## Required action
In the material below, the lines containing the word "video" are required; copy each of them.

··· Provided information ···

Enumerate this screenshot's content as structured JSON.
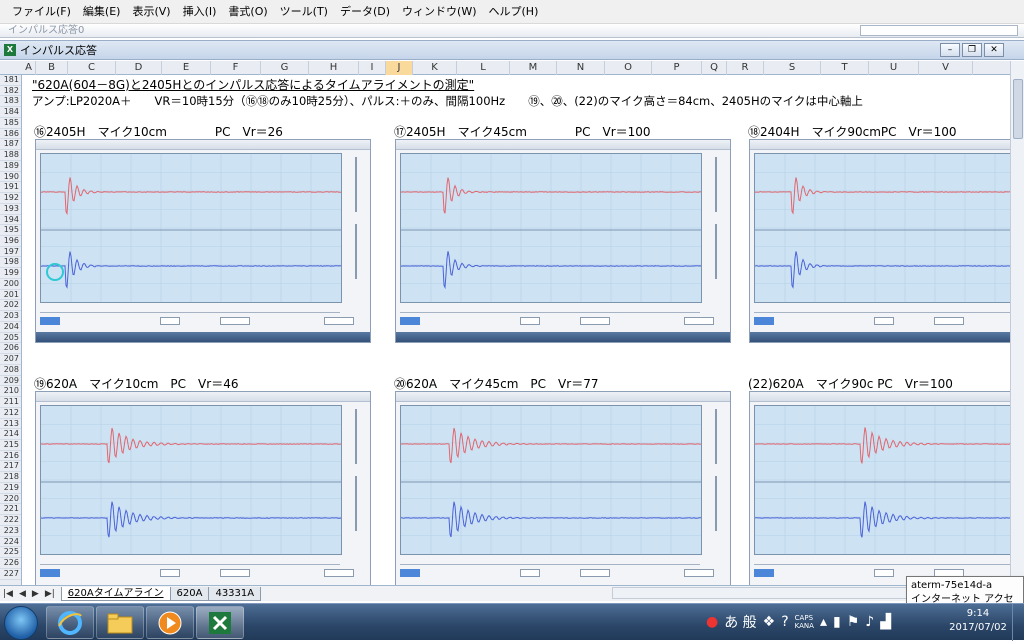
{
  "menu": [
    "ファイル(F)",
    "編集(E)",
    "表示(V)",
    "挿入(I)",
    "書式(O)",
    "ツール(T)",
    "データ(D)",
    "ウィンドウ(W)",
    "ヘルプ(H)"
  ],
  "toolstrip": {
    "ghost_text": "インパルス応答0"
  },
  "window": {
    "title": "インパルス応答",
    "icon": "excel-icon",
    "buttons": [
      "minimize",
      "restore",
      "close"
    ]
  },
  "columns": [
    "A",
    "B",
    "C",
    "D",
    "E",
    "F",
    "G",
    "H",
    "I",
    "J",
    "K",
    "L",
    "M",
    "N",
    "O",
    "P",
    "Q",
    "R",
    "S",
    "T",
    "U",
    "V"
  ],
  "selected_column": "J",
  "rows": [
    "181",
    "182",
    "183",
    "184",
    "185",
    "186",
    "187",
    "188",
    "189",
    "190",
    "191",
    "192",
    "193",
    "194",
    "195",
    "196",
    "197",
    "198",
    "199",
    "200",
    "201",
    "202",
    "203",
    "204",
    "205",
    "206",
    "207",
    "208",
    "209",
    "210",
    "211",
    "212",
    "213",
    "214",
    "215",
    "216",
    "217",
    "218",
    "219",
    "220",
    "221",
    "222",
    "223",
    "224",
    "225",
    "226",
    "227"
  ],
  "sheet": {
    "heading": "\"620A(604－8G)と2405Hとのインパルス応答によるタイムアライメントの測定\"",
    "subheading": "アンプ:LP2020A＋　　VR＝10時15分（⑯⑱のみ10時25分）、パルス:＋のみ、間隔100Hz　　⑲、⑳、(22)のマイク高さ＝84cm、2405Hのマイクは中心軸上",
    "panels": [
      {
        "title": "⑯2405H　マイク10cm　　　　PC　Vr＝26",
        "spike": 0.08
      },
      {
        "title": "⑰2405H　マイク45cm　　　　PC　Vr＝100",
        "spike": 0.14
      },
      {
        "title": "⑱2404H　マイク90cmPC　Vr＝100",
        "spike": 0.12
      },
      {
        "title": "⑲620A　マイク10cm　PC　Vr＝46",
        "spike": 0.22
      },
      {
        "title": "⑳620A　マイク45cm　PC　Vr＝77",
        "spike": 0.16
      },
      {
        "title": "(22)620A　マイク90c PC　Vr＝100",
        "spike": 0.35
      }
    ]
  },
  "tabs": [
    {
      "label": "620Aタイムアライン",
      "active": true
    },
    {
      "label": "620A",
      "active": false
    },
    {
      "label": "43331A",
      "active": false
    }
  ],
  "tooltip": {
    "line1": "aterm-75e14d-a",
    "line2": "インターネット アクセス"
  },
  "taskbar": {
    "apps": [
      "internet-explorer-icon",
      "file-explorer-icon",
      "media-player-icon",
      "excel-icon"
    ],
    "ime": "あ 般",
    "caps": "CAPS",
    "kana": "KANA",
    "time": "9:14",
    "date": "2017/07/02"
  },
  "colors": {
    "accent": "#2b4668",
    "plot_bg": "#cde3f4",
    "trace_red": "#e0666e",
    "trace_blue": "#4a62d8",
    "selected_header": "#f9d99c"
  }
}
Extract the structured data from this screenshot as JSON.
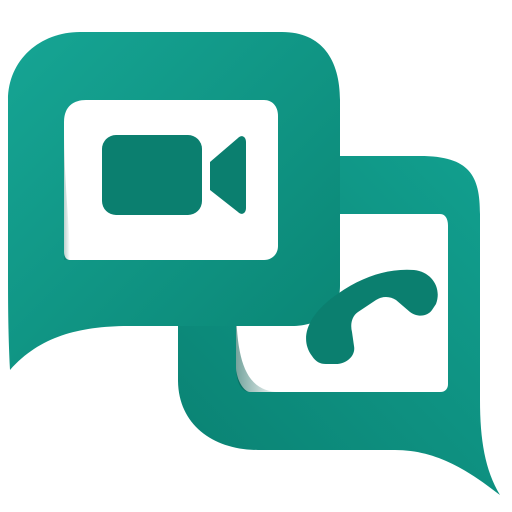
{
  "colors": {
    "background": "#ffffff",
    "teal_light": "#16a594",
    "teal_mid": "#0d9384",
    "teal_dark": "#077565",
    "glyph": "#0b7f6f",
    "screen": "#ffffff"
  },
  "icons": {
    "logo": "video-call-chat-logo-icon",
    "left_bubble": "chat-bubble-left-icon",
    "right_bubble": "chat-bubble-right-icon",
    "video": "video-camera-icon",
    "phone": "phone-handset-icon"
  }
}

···

## Result of this exercise
    "logo": "video-call-chat-logo-icon",
    "video": "video-camera-icon",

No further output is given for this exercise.